◆ **ABOUT THIS EXERCISE**: Each entry is to be reproduced verbatim, and images are to be omitted.

[SOURCE MATERIAL Boundary: Start]

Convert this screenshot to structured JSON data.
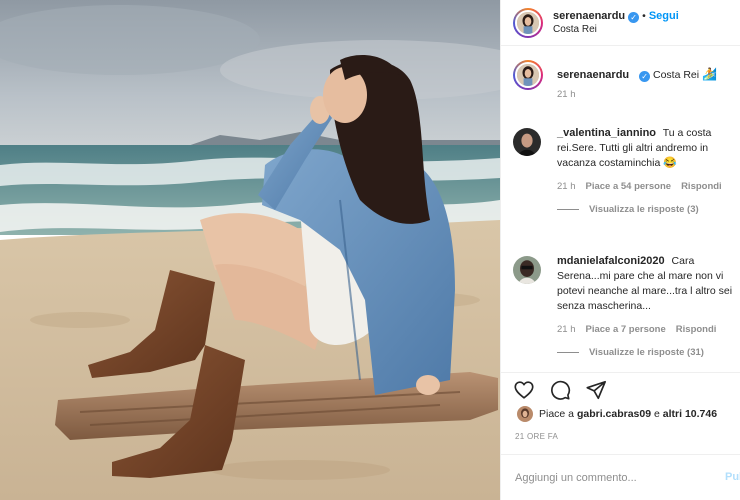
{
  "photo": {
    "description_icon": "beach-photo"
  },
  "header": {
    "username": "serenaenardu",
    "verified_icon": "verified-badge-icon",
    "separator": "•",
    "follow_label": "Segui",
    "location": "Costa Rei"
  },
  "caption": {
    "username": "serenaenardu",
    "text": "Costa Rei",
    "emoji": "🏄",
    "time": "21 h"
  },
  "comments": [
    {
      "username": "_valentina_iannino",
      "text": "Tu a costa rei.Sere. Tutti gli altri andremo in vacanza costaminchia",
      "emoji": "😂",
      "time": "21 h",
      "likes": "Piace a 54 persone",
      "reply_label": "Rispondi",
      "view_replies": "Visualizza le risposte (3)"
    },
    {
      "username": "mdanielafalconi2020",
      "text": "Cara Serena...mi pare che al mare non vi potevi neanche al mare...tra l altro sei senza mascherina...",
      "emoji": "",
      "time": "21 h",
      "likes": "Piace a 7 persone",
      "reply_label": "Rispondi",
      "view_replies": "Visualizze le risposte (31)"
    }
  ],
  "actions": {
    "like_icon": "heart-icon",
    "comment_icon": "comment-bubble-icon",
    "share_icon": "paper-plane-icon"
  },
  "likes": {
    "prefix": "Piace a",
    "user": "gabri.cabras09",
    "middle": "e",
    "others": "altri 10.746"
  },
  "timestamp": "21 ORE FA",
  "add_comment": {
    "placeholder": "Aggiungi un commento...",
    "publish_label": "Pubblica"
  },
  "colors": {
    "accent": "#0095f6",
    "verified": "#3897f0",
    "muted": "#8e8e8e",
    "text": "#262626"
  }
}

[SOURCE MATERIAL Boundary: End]

◆ **EXERCISE OUTPUT**:
Convert this screenshot to structured JSON data.
{
  "photo": {
    "description_icon": "beach-photo"
  },
  "header": {
    "username": "serenaenardu",
    "verified_icon": "verified-badge-icon",
    "separator": "•",
    "follow_label": "Segui",
    "location": "Costa Rei"
  },
  "caption": {
    "username": "serenaenardu",
    "text": "Costa Rei",
    "emoji": "🏄",
    "time": "21 h"
  },
  "comments": [
    {
      "username": "_valentina_iannino",
      "text": "Tu a costa rei.Sere. Tutti gli altri andremo in vacanza costaminchia",
      "emoji": "😂",
      "time": "21 h",
      "likes": "Piace a 54 persone",
      "reply_label": "Rispondi",
      "view_replies": "Visualizza le risposte (3)"
    },
    {
      "username": "mdanielafalconi2020",
      "text": "Cara Serena...mi pare che al mare non vi potevi neanche al mare...tra l altro sei senza mascherina...",
      "emoji": "",
      "time": "21 h",
      "likes": "Piace a 7 persone",
      "reply_label": "Rispondi",
      "view_replies": "Visualizze le risposte (31)"
    }
  ],
  "actions": {
    "like_icon": "heart-icon",
    "comment_icon": "comment-bubble-icon",
    "share_icon": "paper-plane-icon"
  },
  "likes": {
    "prefix": "Piace a",
    "user": "gabri.cabras09",
    "middle": "e",
    "others": "altri 10.746"
  },
  "timestamp": "21 ORE FA",
  "add_comment": {
    "placeholder": "Aggiungi un commento...",
    "publish_label": "Pubblica"
  },
  "colors": {
    "accent": "#0095f6",
    "verified": "#3897f0",
    "muted": "#8e8e8e",
    "text": "#262626"
  }
}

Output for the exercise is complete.